An medtech R&D manager answered:
“In my location there are few aerospace candidates, but candidates for highly regulated industries like aero are very successful in general,” they said. “Are you applying for the right roles? Level match experience? Role match required qualifications? How are you explaining your transition? How are you pitching your marketable skills?”
How Should Engineers Present Skills on a Resume for Transitioning Industries?
This cuts to the heart of the issue: If you want to make the transition from one industry to another, how do you best present your skills? Whether you’re transitioning from medical devices to aerospace or vice versa, make sure you highlight the raw skills that will translate between the industries.
“I switched from medical to SpaceX,” writes an engineer on Blind, a forum for professionals to anonymously discuss work matters. “Both industries have similar quality, reliability, and system design concepts. Aerospace is less risk-averse, and in my experience better at designing and building real things because they have a more productive relationship with regulator and customer stakeholders. Sell, sell, sell your experience; it’s highly relevant!”
That said, you’ll have to be judicious about which jobs you’re applying for to make sure your application doesn’t go in the trash at first glance.
For instance, as of August 2021, Johnson & Johnson’s website listed a job as a senior R&D engineer for shoulder reconstruction at it’s owned-and-operated device manufacturer DePuy Synthes Instruments. The list of requirements could apply to any experienced engineer, except for the following:

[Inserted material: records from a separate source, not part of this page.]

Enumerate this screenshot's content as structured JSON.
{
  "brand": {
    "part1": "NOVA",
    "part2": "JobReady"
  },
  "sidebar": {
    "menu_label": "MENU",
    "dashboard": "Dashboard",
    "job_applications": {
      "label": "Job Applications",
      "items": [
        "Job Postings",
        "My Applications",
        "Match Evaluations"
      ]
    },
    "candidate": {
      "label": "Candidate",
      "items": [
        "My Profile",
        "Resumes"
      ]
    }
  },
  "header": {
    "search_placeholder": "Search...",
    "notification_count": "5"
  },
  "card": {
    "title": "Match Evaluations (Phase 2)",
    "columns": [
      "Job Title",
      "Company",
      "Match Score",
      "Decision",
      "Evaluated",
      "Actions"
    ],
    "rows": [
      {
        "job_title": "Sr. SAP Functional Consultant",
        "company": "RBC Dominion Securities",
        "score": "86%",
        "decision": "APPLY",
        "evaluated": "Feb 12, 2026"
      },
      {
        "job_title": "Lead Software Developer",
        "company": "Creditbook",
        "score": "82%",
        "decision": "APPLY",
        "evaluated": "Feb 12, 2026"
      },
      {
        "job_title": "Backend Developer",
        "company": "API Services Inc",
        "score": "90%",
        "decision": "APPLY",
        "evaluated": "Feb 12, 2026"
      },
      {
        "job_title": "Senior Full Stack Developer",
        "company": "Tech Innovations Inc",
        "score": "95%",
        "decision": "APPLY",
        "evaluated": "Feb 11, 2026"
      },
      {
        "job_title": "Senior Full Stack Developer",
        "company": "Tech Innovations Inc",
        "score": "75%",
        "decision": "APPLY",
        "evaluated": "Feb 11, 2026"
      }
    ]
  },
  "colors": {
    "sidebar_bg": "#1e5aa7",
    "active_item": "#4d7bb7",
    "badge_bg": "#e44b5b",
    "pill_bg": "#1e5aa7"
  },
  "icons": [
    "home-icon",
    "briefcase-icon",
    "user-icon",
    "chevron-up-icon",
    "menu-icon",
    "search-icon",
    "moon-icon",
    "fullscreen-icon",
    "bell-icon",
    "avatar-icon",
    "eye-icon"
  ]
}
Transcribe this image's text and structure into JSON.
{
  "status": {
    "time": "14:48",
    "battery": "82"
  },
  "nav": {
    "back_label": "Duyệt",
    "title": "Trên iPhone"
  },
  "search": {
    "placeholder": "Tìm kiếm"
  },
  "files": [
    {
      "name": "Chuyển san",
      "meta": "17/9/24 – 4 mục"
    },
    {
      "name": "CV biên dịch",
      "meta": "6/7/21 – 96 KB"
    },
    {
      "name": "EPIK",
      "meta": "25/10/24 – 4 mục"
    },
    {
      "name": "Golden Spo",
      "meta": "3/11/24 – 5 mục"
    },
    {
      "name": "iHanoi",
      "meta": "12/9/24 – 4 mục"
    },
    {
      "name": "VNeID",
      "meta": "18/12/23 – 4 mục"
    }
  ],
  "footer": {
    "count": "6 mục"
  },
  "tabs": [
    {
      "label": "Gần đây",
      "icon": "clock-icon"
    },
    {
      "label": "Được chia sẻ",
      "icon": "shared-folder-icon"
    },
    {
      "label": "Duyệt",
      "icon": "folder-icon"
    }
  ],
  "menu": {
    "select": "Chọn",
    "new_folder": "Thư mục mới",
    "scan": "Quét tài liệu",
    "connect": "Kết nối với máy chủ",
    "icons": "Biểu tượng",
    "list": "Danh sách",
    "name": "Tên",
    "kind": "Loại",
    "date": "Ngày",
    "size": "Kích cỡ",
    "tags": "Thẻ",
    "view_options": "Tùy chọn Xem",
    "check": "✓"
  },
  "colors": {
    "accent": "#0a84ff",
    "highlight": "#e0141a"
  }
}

- “Demonstrated success in the concept generation, design and development of Class I-II medical devices, specifically experience with orthopedic devices is required.

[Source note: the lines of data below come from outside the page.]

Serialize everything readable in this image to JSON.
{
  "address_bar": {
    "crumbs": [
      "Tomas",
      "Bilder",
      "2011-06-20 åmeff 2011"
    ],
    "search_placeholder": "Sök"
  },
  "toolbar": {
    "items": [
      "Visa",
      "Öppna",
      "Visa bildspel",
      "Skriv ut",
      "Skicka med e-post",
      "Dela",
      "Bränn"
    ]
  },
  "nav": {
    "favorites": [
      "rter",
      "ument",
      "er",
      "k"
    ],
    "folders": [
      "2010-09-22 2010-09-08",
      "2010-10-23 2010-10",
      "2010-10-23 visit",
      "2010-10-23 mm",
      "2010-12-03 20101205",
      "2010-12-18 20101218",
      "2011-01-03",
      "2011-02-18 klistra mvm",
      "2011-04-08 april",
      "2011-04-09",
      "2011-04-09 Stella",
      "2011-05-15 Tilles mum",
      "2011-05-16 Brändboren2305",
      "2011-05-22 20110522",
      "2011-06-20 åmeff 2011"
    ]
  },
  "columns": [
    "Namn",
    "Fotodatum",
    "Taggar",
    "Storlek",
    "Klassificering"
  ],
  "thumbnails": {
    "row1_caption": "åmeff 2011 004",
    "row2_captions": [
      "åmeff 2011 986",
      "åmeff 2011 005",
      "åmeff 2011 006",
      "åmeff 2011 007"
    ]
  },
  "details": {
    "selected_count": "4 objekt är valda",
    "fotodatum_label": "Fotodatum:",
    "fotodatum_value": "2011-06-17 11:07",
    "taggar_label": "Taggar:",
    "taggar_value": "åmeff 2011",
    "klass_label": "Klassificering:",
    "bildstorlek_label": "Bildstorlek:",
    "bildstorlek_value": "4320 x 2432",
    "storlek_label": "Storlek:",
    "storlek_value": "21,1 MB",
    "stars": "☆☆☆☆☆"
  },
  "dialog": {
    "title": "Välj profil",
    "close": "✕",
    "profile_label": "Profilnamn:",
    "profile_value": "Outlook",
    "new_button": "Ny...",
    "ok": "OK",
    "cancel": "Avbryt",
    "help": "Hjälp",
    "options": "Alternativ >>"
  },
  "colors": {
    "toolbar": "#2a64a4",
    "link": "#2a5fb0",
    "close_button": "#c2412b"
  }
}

- “Experience with computer assisted surgery technologies like robotics and navigation is preferred.
- “The ability to work within a cadaver lab and operating room setting is required.”
This is an example of a job you may not want to waste your time applying for. Even if you’re highly accomplished as an aerospace engineer, it’s doubtful you have any experience with surgical robots or orthopedic implants.

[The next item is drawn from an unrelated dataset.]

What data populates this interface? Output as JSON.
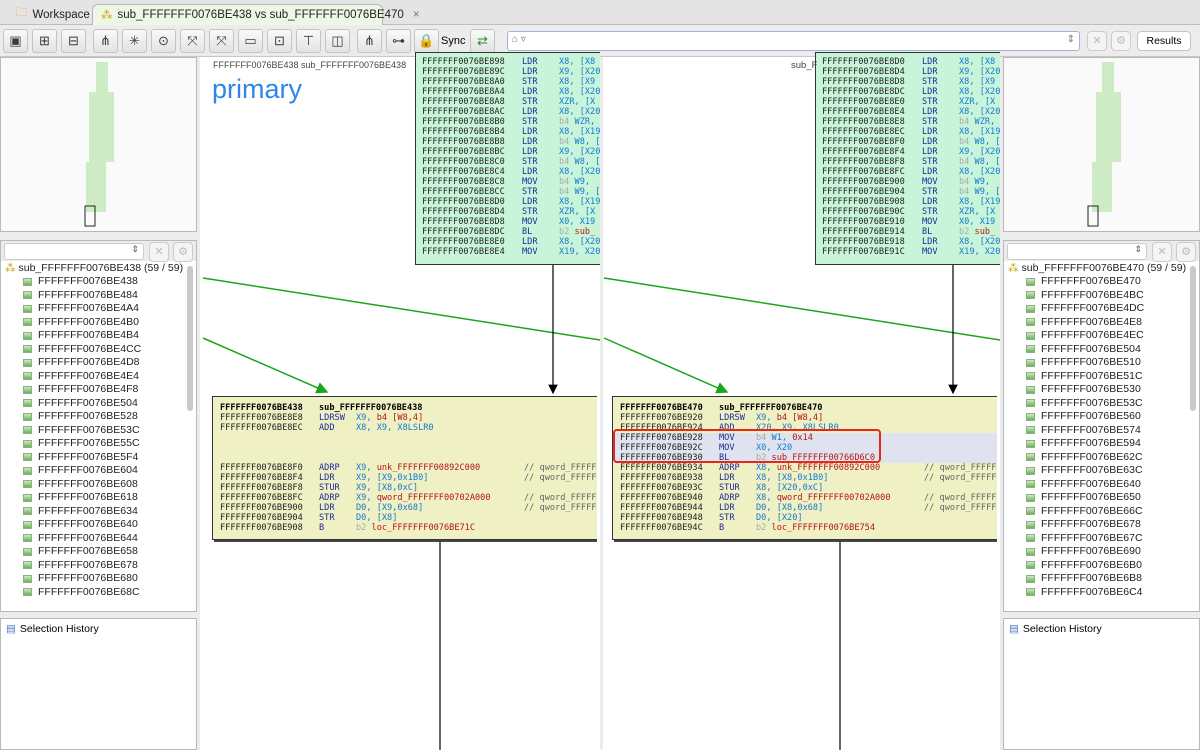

Furthermore, if you’re ever exposed to a cadaver in the aerospace industry, something has gone horribly wrong.
Other skills like Six Sigma Black Belt, advanced supply chain management training, experience working in a “highly matrixed global organization” can translate across industries. These are some skills Johnson & Johnson lists in a posting for a “supply chain improvement leader” at DePuy Synthes Instruments.
Though this job description mentions biomedical industry education and experience is preferred, the posting focusses more on general skills related to supply chain management.
So, in this example, if you have supply chain management experience in the aerospace industry, that experience procuring multiple kinds of materials for complex manufacturing endeavors should translate nicely to the medical device industry.
Providing context by highlighting problems you solved in previous positions using your skills is always a good resume technique. When you’re transitioning between industries, this is especially important. If your skill set doesn’t exactly translate from aerospace to medical devices or vice versa, you’ll need to demonstrate why that won’t be a problem in this potential new job.
In the latter job post example, if you have mastered continuous improvement frameworks, Six Sigma frameworks and agile management practices, you may have a leg up on other candidates, even without a biomedical background.
For further assistance in changing careers, call me at 877-272-6950 or email me at jlopes@SkillsetGroup.com. Our expert recruiters can help you craft your resume, get it in front of major corporations and increase the chances we find you a lifelong career together.
Life Sciences Association of California
The Aerospace Industries Association (AIA)